→ **Work to be completed**:
Find the lines below that include the word "JSON" and state how many there are, adding nothing.
====== Extracted material ======
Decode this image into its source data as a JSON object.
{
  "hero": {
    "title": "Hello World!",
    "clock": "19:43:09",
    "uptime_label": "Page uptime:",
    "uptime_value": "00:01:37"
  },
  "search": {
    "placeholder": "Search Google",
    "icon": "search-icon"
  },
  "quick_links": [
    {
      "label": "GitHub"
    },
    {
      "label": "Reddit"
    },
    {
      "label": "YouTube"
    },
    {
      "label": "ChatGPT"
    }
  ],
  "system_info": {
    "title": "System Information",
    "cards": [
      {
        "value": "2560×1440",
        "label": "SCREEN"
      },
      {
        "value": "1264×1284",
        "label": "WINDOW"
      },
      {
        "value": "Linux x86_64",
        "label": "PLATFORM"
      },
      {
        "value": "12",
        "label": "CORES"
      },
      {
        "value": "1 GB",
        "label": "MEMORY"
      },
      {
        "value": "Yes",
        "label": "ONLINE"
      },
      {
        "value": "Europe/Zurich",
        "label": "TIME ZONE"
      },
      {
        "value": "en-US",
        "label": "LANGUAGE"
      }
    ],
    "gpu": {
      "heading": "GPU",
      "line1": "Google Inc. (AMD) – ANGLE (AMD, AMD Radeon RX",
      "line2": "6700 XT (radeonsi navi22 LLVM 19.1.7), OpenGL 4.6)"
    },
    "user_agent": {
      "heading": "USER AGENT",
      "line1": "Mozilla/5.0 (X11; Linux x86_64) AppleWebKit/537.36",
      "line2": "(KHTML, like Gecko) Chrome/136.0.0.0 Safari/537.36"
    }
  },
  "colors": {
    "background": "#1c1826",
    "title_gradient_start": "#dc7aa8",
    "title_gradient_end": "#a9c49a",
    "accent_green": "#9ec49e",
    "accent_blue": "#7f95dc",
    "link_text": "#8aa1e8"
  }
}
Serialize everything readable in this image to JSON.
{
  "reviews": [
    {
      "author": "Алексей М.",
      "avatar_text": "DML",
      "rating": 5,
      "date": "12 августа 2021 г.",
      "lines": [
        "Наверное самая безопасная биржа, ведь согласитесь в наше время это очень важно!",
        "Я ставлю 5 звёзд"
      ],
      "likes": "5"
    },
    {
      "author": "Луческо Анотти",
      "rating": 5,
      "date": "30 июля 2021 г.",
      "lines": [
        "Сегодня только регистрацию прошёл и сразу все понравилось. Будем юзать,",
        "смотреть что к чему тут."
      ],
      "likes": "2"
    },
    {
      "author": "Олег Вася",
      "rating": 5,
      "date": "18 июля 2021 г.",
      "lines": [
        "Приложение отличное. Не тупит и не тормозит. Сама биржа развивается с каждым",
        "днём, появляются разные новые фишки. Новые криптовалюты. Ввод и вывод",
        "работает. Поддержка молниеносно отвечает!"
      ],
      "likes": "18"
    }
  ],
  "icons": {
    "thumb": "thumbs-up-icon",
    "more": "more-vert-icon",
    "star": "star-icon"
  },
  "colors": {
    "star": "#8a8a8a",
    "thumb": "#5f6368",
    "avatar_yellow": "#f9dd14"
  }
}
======
→ **Answer for the task**:
2